A lottery is a process where people pay a small amount of money for a chance to win a prize that depends entirely on luck. The prize can be anything from a cash prize to a house or car. Some states organize state-wide lotteries while others run local ones. The odds of winning the lottery are very low, but millions of people play it each year. Some people are addicted to the game, while others consider it a form of gambling. Regardless of what you believe, the lottery is an important part of our economy.

In the United States, most states and Washington, D.C. offer a variety of different games. Some of the most popular are scratch-off games, instant-win games, and number games. While the chances of winning are low, these games generate billions of dollars in revenue each year. Many players believe that the money they spend on these tickets will help them build a better life, but this is not necessarily true.
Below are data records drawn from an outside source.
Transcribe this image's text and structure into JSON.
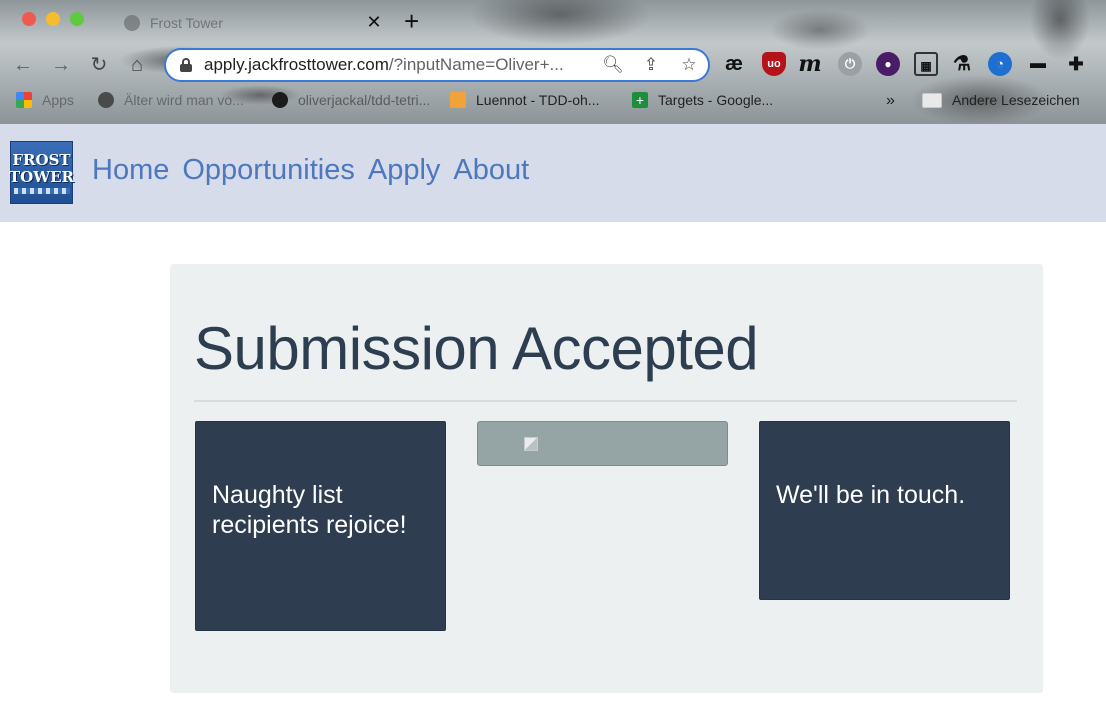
{
  "browser": {
    "tab": {
      "title": "Frost Tower"
    },
    "address_bar": {
      "host": "apply.jackfrosttower.com",
      "path": "/?inputName=Oliver+..."
    },
    "bookmarks": [
      {
        "label": "Apps"
      },
      {
        "label": "Älter wird man vo..."
      },
      {
        "label": "oliverjackal/tdd-tetri..."
      },
      {
        "label": "Luennot - TDD-oh..."
      },
      {
        "label": "Targets - Google..."
      }
    ],
    "bookmarks_more": "»",
    "other_bookmarks": "Andere Lesezeichen"
  },
  "site": {
    "logo_lines": [
      "FROST",
      "TOWER"
    ],
    "nav": [
      {
        "label": "Home"
      },
      {
        "label": "Opportunities"
      },
      {
        "label": "Apply"
      },
      {
        "label": "About"
      }
    ],
    "nav_color": "#4d77be"
  },
  "main": {
    "title": "Submission Accepted",
    "left_box_text": "Naughty list recipients rejoice!",
    "right_box_text": "We'll be in touch.",
    "box_color": "#2e3e50",
    "middle_box_color": "#95a5a6"
  }
}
Lotteries are a popular way to raise funds for public services. They can provide a significant portion of a state’s budget without raising taxes. Nevertheless, there are some problems with this arrangement. In particular, it can lead to regressive spending patterns. People from the bottom of the income distribution tend to spend a larger percentage of their discretionary income on lotteries. This may be due to their belief that a large lottery jackpot will provide them with a chance to achieve the American dream or improve their quality of life.

A lottery is an arrangement where prizes are allocated by a random process, such as drawing numbers or rolling dice. The results are recorded in a public record. Various rules define the prizes and how they are distributed, such as whether a winner must share equally or can keep the entire prize. The rules also specify how many prizes can be awarded, the size of each prize, and how often they are offered. A reputable lottery must also have clear procedures for identifying winners and verifying their identities.

Traditionally, lottery prizes have been a mixture of cash and goods. This is because it’s difficult to sell a ticket that only pays out cash, as this would require a high turnover rate. In addition, goods can be used as collateral for future draws. This allows the holder to get a cash advance on their ticket, which reduces the risk of losing their money.

In the modern world, lottery prizes are increasingly being rewarded in cash. This makes the game more accessible to people who don’t have access to traditional banking services. However, this trend has not always been positive for society. It has led to an increase in consumer spending and a decline in savings among the working class.

To increase your chances of winning the lottery, you should purchase more tickets. However, it’s important to remember that each number has an equal chance of being selected, so buying more tickets does not significantly improve your chances. Instead, you should try to select numbers that aren’t close together and avoid numbers that have sentimental value to you. You should also consider joining a lottery pool. In a lottery pool, you should choose one person to act as the manager. This person will be responsible for tracking members, collecting the money, purchasing tickets, selecting the numbers, and monitoring the drawings. The pool manager should also make sure that everyone signs a contract that clearly outlines how winnings will be divided.